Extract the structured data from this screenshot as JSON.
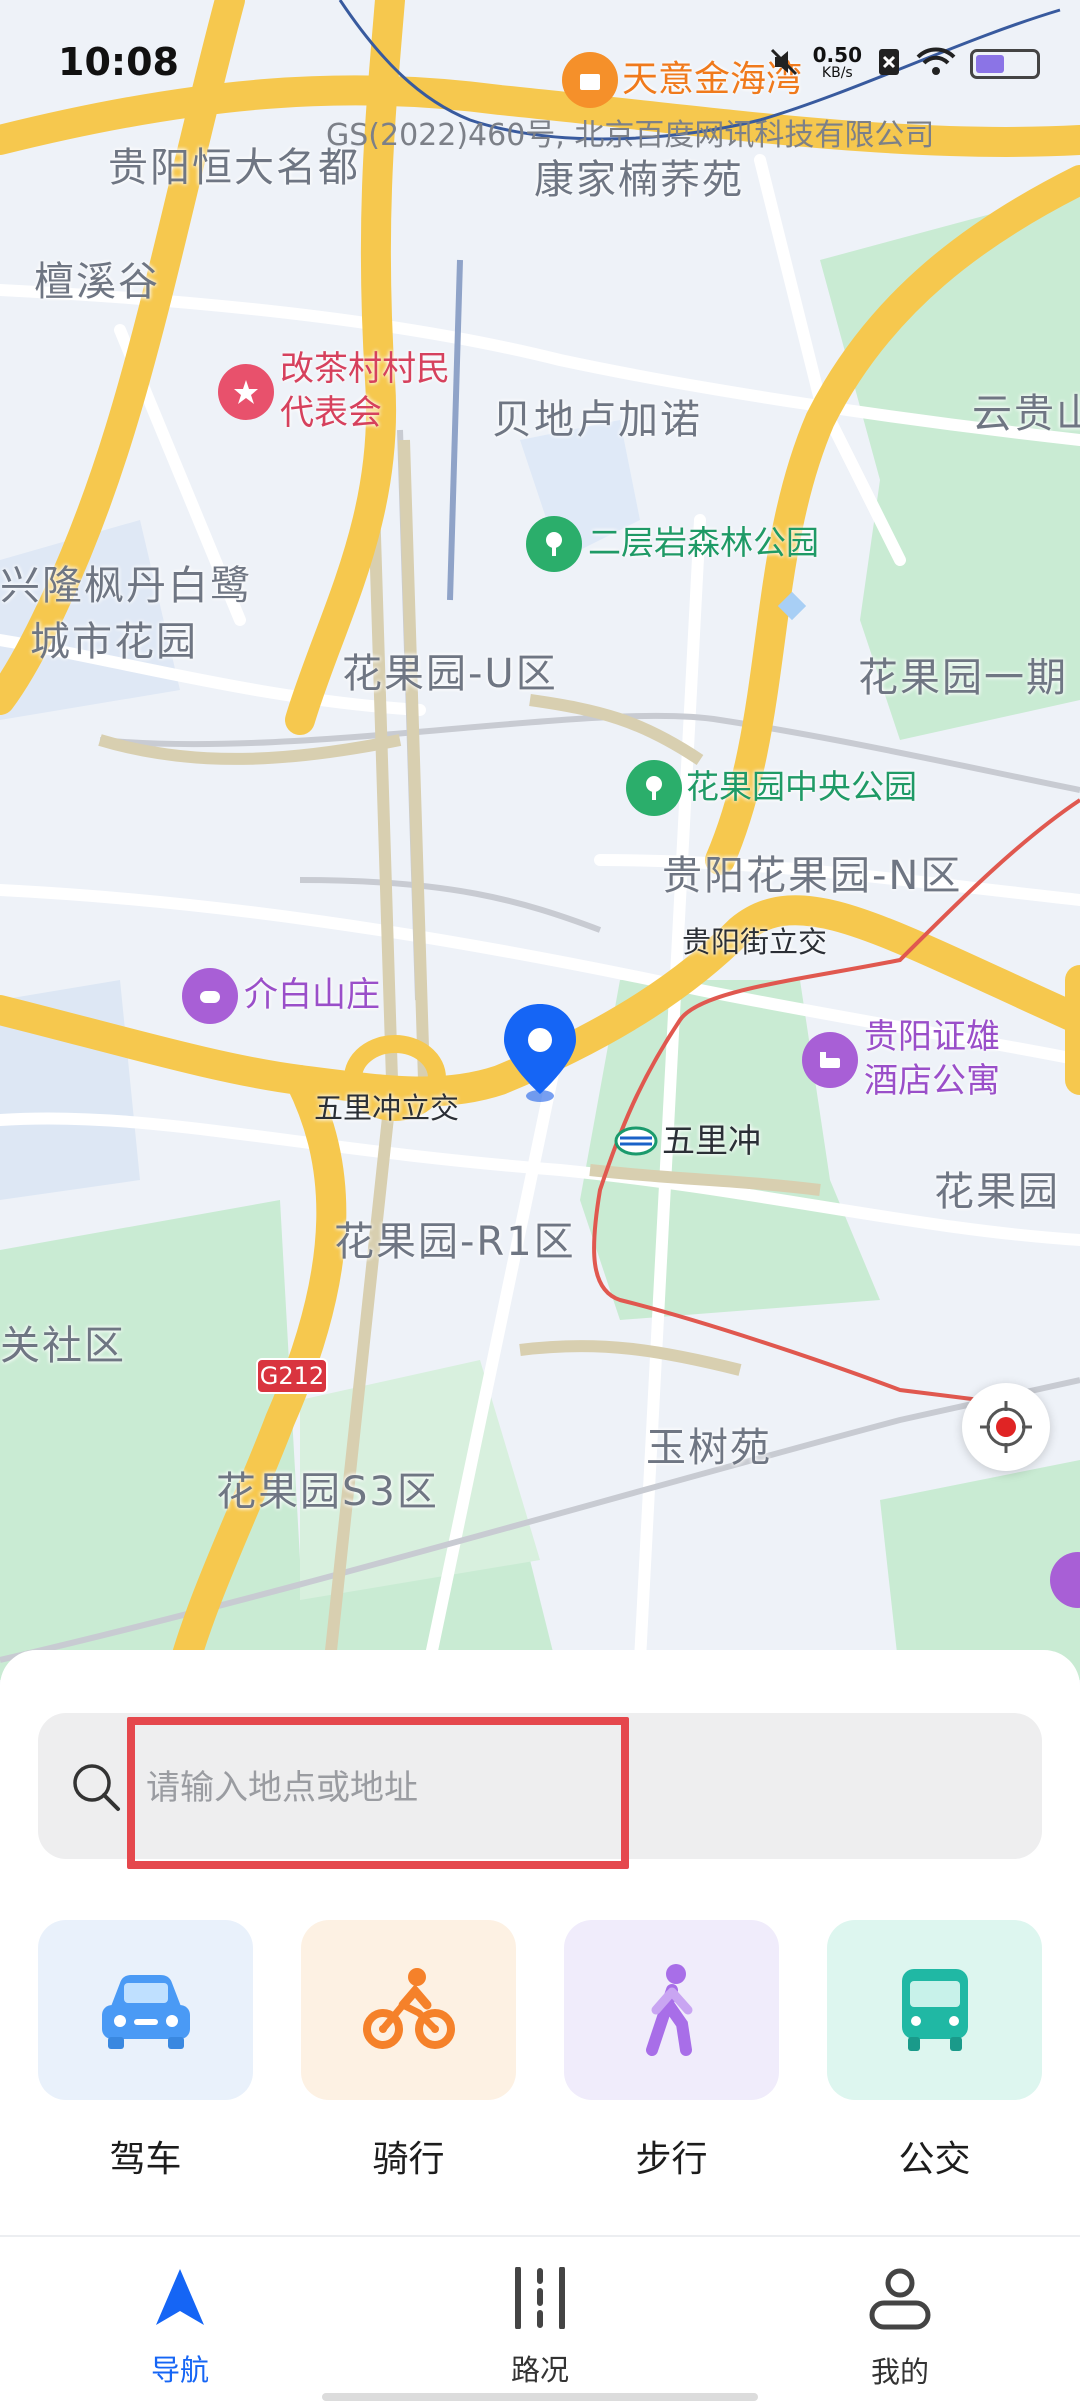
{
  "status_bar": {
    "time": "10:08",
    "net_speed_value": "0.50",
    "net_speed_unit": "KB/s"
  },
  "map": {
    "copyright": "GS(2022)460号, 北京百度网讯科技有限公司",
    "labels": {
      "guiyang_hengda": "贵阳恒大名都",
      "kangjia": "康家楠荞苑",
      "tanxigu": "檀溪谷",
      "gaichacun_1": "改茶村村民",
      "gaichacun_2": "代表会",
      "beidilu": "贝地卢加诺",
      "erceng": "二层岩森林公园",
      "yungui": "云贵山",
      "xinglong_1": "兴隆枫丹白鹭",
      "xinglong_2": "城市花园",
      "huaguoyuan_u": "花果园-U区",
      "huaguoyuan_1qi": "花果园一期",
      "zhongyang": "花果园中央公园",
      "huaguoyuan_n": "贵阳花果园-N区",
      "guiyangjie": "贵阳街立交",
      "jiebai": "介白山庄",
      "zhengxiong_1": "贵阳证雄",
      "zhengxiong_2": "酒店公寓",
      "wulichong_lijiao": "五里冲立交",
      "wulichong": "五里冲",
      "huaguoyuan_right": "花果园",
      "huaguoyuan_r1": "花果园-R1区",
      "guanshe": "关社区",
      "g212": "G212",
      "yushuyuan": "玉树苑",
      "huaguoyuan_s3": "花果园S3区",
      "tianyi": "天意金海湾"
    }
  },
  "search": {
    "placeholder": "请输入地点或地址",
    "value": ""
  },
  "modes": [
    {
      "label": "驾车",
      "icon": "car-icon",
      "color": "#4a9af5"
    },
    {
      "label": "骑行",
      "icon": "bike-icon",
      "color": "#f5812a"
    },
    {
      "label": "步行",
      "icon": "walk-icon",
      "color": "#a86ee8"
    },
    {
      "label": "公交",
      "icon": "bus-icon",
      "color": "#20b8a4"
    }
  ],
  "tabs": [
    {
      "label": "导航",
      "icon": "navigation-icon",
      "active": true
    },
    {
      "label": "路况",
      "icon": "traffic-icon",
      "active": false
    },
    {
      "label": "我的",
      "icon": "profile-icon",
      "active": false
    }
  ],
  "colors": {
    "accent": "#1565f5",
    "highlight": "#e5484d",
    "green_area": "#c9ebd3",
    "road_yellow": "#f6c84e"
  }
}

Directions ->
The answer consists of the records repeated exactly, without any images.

Answer for the task ->
Extract the structured data from this screenshot as JSON.
{
  "status_bar": {
    "time": "10:08",
    "net_speed_value": "0.50",
    "net_speed_unit": "KB/s"
  },
  "map": {
    "copyright": "GS(2022)460号, 北京百度网讯科技有限公司",
    "labels": {
      "guiyang_hengda": "贵阳恒大名都",
      "kangjia": "康家楠荞苑",
      "tanxigu": "檀溪谷",
      "gaichacun_1": "改茶村村民",
      "gaichacun_2": "代表会",
      "beidilu": "贝地卢加诺",
      "erceng": "二层岩森林公园",
      "yungui": "云贵山",
      "xinglong_1": "兴隆枫丹白鹭",
      "xinglong_2": "城市花园",
      "huaguoyuan_u": "花果园-U区",
      "huaguoyuan_1qi": "花果园一期",
      "zhongyang": "花果园中央公园",
      "huaguoyuan_n": "贵阳花果园-N区",
      "guiyangjie": "贵阳街立交",
      "jiebai": "介白山庄",
      "zhengxiong_1": "贵阳证雄",
      "zhengxiong_2": "酒店公寓",
      "wulichong_lijiao": "五里冲立交",
      "wulichong": "五里冲",
      "huaguoyuan_right": "花果园",
      "huaguoyuan_r1": "花果园-R1区",
      "guanshe": "关社区",
      "g212": "G212",
      "yushuyuan": "玉树苑",
      "huaguoyuan_s3": "花果园S3区",
      "tianyi": "天意金海湾"
    }
  },
  "search": {
    "placeholder": "请输入地点或地址",
    "value": ""
  },
  "modes": [
    {
      "label": "驾车",
      "icon": "car-icon",
      "color": "#4a9af5"
    },
    {
      "label": "骑行",
      "icon": "bike-icon",
      "color": "#f5812a"
    },
    {
      "label": "步行",
      "icon": "walk-icon",
      "color": "#a86ee8"
    },
    {
      "label": "公交",
      "icon": "bus-icon",
      "color": "#20b8a4"
    }
  ],
  "tabs": [
    {
      "label": "导航",
      "icon": "navigation-icon",
      "active": true
    },
    {
      "label": "路况",
      "icon": "traffic-icon",
      "active": false
    },
    {
      "label": "我的",
      "icon": "profile-icon",
      "active": false
    }
  ],
  "colors": {
    "accent": "#1565f5",
    "highlight": "#e5484d",
    "green_area": "#c9ebd3",
    "road_yellow": "#f6c84e"
  }
}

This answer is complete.